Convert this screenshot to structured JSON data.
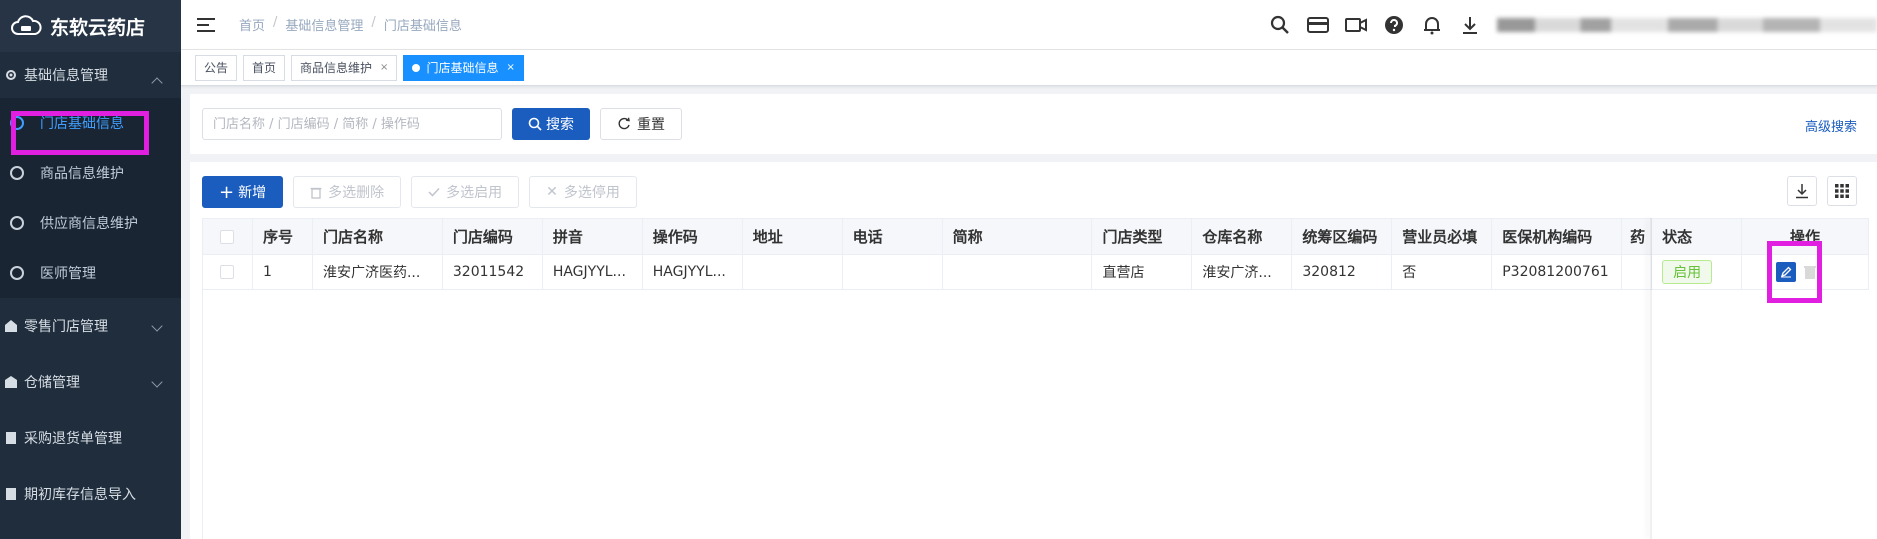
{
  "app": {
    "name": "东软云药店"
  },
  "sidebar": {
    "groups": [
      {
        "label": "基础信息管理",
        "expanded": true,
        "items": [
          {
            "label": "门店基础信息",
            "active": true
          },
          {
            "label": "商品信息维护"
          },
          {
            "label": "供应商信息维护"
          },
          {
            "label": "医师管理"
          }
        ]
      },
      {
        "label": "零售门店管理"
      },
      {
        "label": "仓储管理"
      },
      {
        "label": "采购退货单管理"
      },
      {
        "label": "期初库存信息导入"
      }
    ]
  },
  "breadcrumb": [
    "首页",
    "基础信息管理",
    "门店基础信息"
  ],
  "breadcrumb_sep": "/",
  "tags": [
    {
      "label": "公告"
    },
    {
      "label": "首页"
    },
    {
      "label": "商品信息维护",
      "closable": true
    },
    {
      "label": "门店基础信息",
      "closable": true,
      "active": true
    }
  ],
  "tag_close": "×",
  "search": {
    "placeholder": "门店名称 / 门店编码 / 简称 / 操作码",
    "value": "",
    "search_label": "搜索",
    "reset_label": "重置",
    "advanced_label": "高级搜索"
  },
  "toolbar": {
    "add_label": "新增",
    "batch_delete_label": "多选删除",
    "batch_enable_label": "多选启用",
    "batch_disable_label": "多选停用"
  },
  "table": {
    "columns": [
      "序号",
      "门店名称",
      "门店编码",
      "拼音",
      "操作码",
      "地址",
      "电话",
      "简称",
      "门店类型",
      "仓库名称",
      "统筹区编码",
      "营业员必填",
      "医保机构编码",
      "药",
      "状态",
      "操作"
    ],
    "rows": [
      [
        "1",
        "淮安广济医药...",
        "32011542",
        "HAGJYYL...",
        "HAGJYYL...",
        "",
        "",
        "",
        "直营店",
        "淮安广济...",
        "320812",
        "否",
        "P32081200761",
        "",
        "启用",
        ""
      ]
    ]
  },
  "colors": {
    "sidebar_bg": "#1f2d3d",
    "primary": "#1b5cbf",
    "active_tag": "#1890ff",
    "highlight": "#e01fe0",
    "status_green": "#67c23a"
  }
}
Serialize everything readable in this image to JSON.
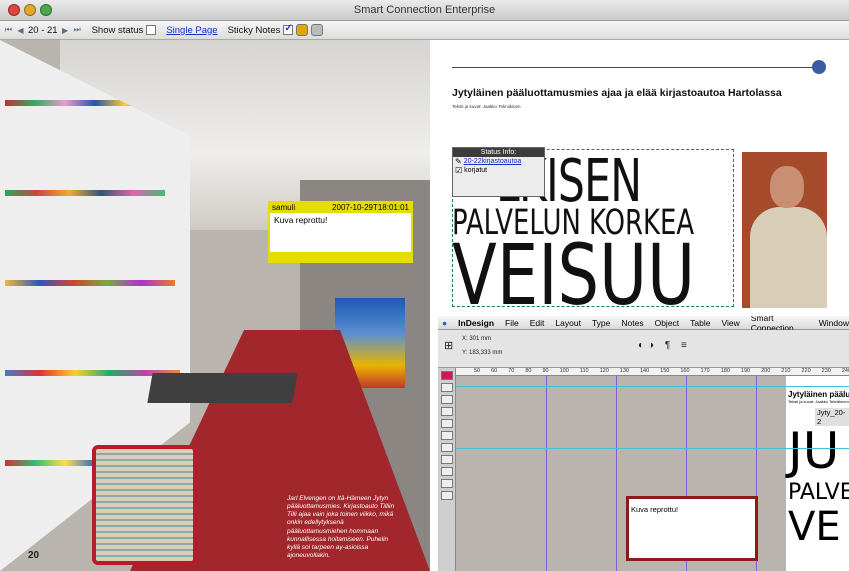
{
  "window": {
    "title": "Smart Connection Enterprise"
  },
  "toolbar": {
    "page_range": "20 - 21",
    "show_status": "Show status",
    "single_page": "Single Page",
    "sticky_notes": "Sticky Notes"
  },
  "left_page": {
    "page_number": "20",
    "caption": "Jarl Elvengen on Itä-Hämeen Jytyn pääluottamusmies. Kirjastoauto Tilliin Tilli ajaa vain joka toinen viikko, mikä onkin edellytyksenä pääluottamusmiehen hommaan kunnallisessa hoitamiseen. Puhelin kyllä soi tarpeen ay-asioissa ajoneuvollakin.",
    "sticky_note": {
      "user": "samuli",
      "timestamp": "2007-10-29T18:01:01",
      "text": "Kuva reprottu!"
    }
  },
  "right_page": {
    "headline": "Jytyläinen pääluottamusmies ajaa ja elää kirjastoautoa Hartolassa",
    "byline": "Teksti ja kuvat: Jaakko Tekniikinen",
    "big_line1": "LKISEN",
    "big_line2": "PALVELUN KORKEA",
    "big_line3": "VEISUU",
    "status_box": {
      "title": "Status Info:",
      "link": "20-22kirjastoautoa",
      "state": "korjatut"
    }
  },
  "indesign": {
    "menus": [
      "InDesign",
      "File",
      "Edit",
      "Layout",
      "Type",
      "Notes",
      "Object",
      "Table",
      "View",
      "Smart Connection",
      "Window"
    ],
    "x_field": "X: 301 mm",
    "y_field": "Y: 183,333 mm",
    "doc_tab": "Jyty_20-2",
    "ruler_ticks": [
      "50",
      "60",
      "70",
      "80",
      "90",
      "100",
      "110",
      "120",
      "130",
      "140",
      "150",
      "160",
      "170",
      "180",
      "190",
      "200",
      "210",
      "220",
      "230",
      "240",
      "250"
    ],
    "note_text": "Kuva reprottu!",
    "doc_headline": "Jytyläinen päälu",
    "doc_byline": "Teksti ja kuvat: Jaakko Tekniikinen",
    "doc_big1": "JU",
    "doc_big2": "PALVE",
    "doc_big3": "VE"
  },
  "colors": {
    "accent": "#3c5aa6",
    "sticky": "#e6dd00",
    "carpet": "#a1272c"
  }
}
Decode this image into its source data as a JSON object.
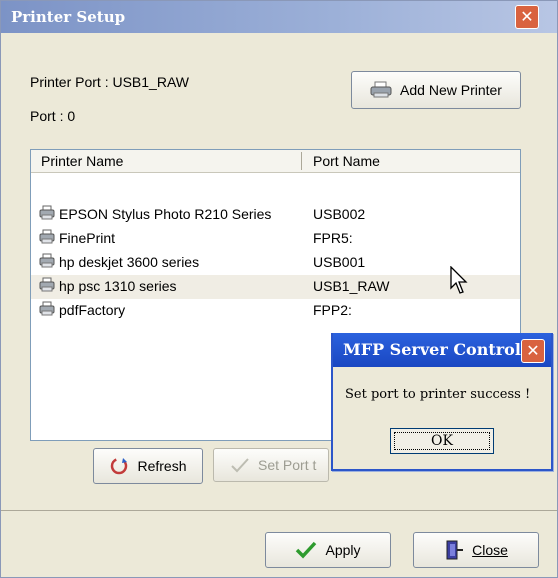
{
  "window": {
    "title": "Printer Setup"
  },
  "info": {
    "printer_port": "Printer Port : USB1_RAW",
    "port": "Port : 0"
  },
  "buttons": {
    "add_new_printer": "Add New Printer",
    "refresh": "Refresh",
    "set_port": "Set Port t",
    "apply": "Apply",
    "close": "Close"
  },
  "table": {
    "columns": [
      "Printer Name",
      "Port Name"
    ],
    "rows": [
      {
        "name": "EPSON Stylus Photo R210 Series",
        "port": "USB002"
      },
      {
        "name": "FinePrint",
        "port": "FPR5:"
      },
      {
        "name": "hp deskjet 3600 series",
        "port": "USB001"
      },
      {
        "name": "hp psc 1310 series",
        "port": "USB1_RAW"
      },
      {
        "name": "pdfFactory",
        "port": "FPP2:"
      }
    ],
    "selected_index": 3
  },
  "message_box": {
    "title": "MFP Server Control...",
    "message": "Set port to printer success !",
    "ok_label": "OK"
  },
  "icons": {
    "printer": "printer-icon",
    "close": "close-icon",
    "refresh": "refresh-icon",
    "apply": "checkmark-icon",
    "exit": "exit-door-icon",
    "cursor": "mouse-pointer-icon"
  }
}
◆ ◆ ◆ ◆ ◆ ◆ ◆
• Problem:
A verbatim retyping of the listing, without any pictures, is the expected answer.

• The answer:
Convert this screenshot to structured JSON data.
{
  "app": {
    "name": "东软云药店"
  },
  "sidebar": {
    "groups": [
      {
        "label": "基础信息管理",
        "expanded": true,
        "items": [
          {
            "label": "门店基础信息",
            "active": true
          },
          {
            "label": "商品信息维护"
          },
          {
            "label": "供应商信息维护"
          },
          {
            "label": "医师管理"
          }
        ]
      },
      {
        "label": "零售门店管理"
      },
      {
        "label": "仓储管理"
      },
      {
        "label": "采购退货单管理"
      },
      {
        "label": "期初库存信息导入"
      }
    ]
  },
  "breadcrumb": [
    "首页",
    "基础信息管理",
    "门店基础信息"
  ],
  "breadcrumb_sep": "/",
  "tags": [
    {
      "label": "公告"
    },
    {
      "label": "首页"
    },
    {
      "label": "商品信息维护",
      "closable": true
    },
    {
      "label": "门店基础信息",
      "closable": true,
      "active": true
    }
  ],
  "tag_close": "×",
  "search": {
    "placeholder": "门店名称 / 门店编码 / 简称 / 操作码",
    "value": "",
    "search_label": "搜索",
    "reset_label": "重置",
    "advanced_label": "高级搜索"
  },
  "toolbar": {
    "add_label": "新增",
    "batch_delete_label": "多选删除",
    "batch_enable_label": "多选启用",
    "batch_disable_label": "多选停用"
  },
  "table": {
    "columns": [
      "序号",
      "门店名称",
      "门店编码",
      "拼音",
      "操作码",
      "地址",
      "电话",
      "简称",
      "门店类型",
      "仓库名称",
      "统筹区编码",
      "营业员必填",
      "医保机构编码",
      "药",
      "状态",
      "操作"
    ],
    "rows": [
      [
        "1",
        "淮安广济医药...",
        "32011542",
        "HAGJYYL...",
        "HAGJYYL...",
        "",
        "",
        "",
        "直营店",
        "淮安广济...",
        "320812",
        "否",
        "P32081200761",
        "",
        "启用",
        ""
      ]
    ]
  },
  "colors": {
    "sidebar_bg": "#1f2d3d",
    "primary": "#1b5cbf",
    "active_tag": "#1890ff",
    "highlight": "#e01fe0",
    "status_green": "#67c23a"
  }
}
Serialize everything readable in this image to JSON.
{
  "window": {
    "title": "Smart Connection Enterprise"
  },
  "toolbar": {
    "page_range": "20 - 21",
    "show_status": "Show status",
    "single_page": "Single Page",
    "sticky_notes": "Sticky Notes"
  },
  "left_page": {
    "page_number": "20",
    "caption": "Jarl Elvengen on Itä-Hämeen Jytyn pääluottamusmies. Kirjastoauto Tilliin Tilli ajaa vain joka toinen viikko, mikä onkin edellytyksenä pääluottamusmiehen hommaan kunnallisessa hoitamiseen. Puhelin kyllä soi tarpeen ay-asioissa ajoneuvollakin.",
    "sticky_note": {
      "user": "samuli",
      "timestamp": "2007-10-29T18:01:01",
      "text": "Kuva reprottu!"
    }
  },
  "right_page": {
    "headline": "Jytyläinen pääluottamusmies ajaa ja elää kirjastoautoa Hartolassa",
    "byline": "Teksti ja kuvat: Jaakko Tekniikinen",
    "big_line1": "LKISEN",
    "big_line2": "PALVELUN KORKEA",
    "big_line3": "VEISUU",
    "status_box": {
      "title": "Status Info:",
      "link": "20-22kirjastoautoa",
      "state": "korjatut"
    }
  },
  "indesign": {
    "menus": [
      "InDesign",
      "File",
      "Edit",
      "Layout",
      "Type",
      "Notes",
      "Object",
      "Table",
      "View",
      "Smart Connection",
      "Window"
    ],
    "x_field": "X: 301 mm",
    "y_field": "Y: 183,333 mm",
    "doc_tab": "Jyty_20-2",
    "ruler_ticks": [
      "50",
      "60",
      "70",
      "80",
      "90",
      "100",
      "110",
      "120",
      "130",
      "140",
      "150",
      "160",
      "170",
      "180",
      "190",
      "200",
      "210",
      "220",
      "230",
      "240",
      "250"
    ],
    "note_text": "Kuva reprottu!",
    "doc_headline": "Jytyläinen päälu",
    "doc_byline": "Teksti ja kuvat: Jaakko Tekniikinen",
    "doc_big1": "JU",
    "doc_big2": "PALVE",
    "doc_big3": "VE"
  },
  "colors": {
    "accent": "#3c5aa6",
    "sticky": "#e6dd00",
    "carpet": "#a1272c"
  }
}
Decode this image into its source data as a JSON object.
{
  "window": {
    "title": "Printer Setup"
  },
  "info": {
    "printer_port": "Printer Port : USB1_RAW",
    "port": "Port : 0"
  },
  "buttons": {
    "add_new_printer": "Add New Printer",
    "refresh": "Refresh",
    "set_port": "Set Port t",
    "apply": "Apply",
    "close": "Close"
  },
  "table": {
    "columns": [
      "Printer Name",
      "Port Name"
    ],
    "rows": [
      {
        "name": "EPSON Stylus Photo R210 Series",
        "port": "USB002"
      },
      {
        "name": "FinePrint",
        "port": "FPR5:"
      },
      {
        "name": "hp deskjet 3600 series",
        "port": "USB001"
      },
      {
        "name": "hp psc 1310 series",
        "port": "USB1_RAW"
      },
      {
        "name": "pdfFactory",
        "port": "FPP2:"
      }
    ],
    "selected_index": 3
  },
  "message_box": {
    "title": "MFP Server Control...",
    "message": "Set port to printer success !",
    "ok_label": "OK"
  },
  "icons": {
    "printer": "printer-icon",
    "close": "close-icon",
    "refresh": "refresh-icon",
    "apply": "checkmark-icon",
    "exit": "exit-door-icon",
    "cursor": "mouse-pointer-icon"
  }
}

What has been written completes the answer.